Saved data entries:
*****
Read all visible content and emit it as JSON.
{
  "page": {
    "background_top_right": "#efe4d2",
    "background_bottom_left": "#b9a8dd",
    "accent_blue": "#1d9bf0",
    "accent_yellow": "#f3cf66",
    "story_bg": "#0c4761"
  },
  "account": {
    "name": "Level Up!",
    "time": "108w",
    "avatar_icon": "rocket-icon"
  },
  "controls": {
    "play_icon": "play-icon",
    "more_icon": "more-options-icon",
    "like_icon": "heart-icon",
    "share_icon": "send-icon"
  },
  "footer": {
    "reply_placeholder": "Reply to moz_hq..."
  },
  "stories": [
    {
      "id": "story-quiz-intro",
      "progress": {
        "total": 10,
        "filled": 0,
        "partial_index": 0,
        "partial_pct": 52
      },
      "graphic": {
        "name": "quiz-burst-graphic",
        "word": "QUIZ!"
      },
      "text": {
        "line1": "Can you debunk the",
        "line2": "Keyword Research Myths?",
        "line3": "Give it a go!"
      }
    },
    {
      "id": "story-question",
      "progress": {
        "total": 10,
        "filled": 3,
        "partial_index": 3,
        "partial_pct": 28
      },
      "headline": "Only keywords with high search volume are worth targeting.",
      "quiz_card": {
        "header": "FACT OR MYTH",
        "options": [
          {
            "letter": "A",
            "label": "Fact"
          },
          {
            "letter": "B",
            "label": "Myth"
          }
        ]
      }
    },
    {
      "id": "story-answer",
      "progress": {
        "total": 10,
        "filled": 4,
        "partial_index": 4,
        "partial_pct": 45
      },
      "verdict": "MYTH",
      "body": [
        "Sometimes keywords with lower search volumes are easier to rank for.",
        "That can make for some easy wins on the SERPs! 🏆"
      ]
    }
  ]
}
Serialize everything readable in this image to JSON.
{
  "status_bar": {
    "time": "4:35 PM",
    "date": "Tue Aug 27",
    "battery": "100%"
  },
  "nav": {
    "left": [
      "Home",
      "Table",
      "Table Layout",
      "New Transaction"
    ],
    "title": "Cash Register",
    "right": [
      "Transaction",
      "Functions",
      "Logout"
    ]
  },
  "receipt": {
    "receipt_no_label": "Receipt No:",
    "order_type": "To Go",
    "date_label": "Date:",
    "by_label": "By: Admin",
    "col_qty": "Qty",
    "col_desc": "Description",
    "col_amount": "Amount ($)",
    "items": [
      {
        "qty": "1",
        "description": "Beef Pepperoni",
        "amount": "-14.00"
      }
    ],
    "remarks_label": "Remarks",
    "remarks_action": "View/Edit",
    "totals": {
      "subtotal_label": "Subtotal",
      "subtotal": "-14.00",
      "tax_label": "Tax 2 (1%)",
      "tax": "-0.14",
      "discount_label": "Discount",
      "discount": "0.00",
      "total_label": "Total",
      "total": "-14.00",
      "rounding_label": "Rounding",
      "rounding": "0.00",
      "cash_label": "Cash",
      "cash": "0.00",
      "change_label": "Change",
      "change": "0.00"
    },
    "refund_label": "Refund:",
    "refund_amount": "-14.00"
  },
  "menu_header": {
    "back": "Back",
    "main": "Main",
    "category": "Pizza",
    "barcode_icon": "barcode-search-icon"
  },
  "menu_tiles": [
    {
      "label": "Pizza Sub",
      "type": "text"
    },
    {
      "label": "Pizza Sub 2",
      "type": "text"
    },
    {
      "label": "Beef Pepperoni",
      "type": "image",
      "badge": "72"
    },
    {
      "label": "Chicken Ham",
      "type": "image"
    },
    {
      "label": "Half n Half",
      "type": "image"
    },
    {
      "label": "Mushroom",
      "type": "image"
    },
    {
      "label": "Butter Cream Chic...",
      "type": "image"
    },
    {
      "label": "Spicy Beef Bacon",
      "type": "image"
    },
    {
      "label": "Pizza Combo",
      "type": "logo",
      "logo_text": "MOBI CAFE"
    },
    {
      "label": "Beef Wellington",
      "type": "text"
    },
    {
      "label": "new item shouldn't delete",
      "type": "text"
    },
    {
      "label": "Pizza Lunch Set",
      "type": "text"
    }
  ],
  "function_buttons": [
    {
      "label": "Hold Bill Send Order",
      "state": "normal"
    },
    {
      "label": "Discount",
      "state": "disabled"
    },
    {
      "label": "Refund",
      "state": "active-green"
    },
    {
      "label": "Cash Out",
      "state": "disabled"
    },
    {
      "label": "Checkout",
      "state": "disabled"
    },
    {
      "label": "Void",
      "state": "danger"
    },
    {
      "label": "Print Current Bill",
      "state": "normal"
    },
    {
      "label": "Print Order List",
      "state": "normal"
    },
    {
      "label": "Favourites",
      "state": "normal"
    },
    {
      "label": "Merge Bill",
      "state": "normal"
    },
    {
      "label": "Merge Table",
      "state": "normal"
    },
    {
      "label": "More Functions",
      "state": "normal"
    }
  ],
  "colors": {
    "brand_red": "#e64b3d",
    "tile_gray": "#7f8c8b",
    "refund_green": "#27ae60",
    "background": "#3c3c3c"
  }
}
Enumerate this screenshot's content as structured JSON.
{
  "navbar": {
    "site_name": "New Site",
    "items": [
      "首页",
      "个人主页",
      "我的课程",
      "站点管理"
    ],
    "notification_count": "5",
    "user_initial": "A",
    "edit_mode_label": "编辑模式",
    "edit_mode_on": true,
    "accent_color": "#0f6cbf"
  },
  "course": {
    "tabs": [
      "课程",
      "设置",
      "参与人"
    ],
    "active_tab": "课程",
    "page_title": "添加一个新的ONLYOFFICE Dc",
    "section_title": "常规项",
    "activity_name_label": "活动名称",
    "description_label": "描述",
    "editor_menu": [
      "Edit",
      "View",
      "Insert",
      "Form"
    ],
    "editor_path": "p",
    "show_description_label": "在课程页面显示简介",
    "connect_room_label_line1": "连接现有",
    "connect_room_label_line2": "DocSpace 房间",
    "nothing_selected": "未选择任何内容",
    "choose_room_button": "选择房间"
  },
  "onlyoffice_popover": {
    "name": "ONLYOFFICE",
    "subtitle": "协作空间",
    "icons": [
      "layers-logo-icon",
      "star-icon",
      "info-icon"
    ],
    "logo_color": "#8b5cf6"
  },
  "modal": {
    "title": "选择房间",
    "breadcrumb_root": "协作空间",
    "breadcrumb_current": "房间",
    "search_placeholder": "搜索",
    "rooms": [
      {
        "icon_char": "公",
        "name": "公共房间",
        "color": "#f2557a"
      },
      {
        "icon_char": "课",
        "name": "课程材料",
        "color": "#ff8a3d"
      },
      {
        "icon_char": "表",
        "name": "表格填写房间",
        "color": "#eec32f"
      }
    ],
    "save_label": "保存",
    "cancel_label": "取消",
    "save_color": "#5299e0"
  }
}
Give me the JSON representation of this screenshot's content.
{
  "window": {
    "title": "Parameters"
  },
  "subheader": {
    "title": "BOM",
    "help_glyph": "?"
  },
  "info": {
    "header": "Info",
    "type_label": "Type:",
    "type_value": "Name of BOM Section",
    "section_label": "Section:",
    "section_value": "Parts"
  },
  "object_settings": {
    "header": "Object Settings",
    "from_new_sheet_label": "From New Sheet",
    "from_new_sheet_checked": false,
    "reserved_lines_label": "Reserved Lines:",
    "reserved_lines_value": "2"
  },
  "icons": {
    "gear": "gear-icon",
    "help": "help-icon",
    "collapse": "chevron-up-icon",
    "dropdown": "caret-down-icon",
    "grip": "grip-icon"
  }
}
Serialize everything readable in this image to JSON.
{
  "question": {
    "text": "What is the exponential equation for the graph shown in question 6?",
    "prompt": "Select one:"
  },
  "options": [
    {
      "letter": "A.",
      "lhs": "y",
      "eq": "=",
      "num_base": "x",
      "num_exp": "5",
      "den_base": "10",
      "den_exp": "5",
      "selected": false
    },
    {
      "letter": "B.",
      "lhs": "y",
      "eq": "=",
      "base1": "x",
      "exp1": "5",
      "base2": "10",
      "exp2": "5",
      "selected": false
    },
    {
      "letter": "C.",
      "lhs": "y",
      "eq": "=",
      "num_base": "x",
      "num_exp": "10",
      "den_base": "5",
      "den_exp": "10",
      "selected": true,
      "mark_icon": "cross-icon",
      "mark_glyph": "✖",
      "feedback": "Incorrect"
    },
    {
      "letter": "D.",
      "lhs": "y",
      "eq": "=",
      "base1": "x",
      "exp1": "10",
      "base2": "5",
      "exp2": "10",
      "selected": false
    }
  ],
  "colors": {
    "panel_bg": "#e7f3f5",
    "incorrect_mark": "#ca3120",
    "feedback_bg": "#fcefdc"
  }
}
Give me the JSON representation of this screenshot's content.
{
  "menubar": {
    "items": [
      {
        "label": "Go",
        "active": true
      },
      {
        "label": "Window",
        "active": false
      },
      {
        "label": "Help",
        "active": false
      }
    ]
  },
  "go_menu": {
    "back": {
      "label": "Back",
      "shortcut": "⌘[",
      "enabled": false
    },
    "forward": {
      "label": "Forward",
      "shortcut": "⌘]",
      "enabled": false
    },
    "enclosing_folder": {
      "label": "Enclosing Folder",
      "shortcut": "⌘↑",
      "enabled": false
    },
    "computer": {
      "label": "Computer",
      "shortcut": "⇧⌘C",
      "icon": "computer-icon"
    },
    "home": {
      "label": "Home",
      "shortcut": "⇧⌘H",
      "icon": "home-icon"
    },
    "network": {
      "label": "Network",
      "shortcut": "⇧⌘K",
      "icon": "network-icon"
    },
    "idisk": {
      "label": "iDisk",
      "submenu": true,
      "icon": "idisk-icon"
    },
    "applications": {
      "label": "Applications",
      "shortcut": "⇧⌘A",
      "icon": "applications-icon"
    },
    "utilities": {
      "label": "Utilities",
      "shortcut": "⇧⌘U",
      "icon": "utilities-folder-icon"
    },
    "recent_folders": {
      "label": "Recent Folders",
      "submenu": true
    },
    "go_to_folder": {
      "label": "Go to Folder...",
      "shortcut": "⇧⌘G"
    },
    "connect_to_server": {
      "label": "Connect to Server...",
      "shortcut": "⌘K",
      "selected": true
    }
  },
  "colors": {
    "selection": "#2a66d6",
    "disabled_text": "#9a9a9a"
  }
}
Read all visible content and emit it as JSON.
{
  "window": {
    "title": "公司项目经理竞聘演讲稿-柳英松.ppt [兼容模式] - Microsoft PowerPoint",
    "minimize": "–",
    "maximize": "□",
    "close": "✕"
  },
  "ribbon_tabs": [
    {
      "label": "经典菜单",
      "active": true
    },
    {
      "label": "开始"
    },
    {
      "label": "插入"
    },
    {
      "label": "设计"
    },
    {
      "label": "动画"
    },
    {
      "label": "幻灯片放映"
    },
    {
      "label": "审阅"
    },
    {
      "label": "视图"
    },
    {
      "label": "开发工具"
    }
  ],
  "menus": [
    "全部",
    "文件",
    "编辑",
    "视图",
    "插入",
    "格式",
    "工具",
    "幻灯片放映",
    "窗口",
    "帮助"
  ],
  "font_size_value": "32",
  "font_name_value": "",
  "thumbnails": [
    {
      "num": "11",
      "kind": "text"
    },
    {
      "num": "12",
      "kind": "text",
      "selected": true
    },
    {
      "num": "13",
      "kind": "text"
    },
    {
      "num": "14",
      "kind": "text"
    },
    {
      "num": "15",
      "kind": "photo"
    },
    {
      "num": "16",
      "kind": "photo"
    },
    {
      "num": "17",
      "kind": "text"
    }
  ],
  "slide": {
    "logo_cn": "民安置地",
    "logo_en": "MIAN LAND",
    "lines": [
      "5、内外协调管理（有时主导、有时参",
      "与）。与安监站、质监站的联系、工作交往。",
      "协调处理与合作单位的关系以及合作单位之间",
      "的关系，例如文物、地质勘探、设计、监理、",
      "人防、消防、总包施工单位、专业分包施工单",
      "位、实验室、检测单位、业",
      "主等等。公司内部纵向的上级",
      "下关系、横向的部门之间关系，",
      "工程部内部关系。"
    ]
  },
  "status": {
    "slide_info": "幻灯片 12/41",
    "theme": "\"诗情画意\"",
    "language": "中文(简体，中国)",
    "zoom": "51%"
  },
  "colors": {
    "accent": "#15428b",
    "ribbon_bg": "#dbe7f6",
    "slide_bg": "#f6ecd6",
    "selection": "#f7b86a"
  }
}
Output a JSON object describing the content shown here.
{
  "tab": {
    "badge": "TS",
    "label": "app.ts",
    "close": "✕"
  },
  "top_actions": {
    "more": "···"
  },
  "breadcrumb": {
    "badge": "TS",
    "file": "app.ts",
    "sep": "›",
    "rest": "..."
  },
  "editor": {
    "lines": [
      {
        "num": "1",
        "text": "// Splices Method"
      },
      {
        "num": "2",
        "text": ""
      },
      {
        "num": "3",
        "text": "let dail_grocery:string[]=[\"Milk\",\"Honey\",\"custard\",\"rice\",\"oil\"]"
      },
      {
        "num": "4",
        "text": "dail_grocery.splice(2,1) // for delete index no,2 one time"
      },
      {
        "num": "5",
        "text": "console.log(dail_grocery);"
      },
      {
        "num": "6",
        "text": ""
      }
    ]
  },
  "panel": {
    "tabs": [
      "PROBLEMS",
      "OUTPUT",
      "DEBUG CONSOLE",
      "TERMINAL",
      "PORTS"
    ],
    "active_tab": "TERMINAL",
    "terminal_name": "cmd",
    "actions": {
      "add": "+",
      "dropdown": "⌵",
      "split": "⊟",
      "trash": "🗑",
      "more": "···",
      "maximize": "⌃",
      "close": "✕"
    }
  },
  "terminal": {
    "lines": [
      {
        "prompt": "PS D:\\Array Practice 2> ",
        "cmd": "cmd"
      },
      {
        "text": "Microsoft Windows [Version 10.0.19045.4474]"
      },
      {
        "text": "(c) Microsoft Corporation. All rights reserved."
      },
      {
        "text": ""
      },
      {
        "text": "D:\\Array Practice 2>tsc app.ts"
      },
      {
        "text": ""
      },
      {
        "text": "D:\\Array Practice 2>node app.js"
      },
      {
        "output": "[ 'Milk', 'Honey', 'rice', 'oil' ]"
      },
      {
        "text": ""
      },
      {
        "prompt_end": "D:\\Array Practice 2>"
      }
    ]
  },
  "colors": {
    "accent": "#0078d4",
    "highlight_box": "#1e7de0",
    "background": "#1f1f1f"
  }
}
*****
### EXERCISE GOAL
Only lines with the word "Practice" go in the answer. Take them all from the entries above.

### RESPONSE TO THIS EXERCISE
        "prompt": "PS D:\\Array Practice 2> ",
        "text": "D:\\Array Practice 2>tsc app.ts"
        "text": "D:\\Array Practice 2>node app.js"
        "prompt_end": "D:\\Array Practice 2>"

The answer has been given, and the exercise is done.